Enjoy the pictures.

simple seating and lots of it

seating as an environment and an experience

one of the repeated design features on this leg are seating spurs that reference the park's past as a rail line and allows the user to step out of the traffic flow. Another feature is raising the metal grid path above the original surface, saving a bit on landscape materials and maintenance


unlike the first leg, property owners now know the High Line's value added and developed accordingly, even before the park was finished

a simple but charming design effect. The path's jog makes it look like strollers are in the middle of a field

and they have managed to fit in a field--a small one--evlivened by a casual choral performance on the built in bleacher seats

2 Responses to “High Line Part Two”

  1. Bob

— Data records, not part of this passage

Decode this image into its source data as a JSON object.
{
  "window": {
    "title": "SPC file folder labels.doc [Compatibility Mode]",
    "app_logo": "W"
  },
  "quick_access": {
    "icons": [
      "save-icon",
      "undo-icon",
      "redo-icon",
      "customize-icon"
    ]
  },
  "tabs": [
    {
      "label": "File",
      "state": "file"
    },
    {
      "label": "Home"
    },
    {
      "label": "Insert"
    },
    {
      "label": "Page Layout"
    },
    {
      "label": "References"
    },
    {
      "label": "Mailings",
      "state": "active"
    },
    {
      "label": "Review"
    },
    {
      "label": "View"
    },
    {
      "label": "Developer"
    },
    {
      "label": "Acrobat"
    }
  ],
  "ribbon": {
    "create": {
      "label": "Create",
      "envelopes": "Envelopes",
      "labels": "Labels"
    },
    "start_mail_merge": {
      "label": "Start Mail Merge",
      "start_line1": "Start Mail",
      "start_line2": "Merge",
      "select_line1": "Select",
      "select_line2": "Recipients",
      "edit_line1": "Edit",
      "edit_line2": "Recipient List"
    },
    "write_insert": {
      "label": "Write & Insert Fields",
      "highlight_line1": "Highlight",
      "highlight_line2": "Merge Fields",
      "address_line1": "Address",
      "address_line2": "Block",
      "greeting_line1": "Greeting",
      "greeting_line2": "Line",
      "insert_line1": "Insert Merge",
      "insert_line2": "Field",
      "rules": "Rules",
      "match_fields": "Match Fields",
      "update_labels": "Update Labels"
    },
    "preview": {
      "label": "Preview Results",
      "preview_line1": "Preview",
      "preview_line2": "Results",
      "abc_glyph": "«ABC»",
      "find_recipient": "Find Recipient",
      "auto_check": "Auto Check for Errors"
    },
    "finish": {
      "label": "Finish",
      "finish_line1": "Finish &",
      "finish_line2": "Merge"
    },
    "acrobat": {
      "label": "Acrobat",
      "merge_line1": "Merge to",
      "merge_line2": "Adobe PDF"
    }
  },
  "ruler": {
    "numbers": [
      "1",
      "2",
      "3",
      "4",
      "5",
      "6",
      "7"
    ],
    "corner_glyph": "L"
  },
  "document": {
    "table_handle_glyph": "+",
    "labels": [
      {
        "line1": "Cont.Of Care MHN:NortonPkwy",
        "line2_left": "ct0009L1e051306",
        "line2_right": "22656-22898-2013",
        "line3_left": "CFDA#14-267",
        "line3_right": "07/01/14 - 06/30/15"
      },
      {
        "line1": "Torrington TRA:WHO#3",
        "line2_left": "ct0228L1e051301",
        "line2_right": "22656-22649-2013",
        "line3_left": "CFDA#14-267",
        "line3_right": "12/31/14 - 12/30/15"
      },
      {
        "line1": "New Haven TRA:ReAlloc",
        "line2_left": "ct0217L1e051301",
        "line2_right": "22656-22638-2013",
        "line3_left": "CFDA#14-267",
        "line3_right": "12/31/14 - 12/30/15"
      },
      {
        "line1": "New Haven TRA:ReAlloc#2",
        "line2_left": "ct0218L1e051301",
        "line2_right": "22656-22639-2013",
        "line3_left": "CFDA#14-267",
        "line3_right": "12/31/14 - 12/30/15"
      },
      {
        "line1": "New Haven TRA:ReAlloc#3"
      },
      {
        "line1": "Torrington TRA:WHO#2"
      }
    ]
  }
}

    Gee, I thought having pedestrians up above the street level was anti-urban. At least that’s what we heard in all the arguments against connecting the new Silver Spring library to the parking garage.

  2. claudia kousoulas

    You’re right, but this is a park, intended to be a retreat from urban. Though the High Line is linear and you could use it to get from one part of town to another, it’s also far on the far west side (which makes for nice river views) and out of the main routes travelled by pedestrians. We had to walk past the Morgan Post Office loading dock to get to the 30th street entrance, not exactly a ped-heavy route.

    Our CBD streets are hardly heavily travelled enough to warrant an above street level park. After all, this rail line was originally built spearate industrial traffic from city streets.

    What I take from it is creating a space where there was none.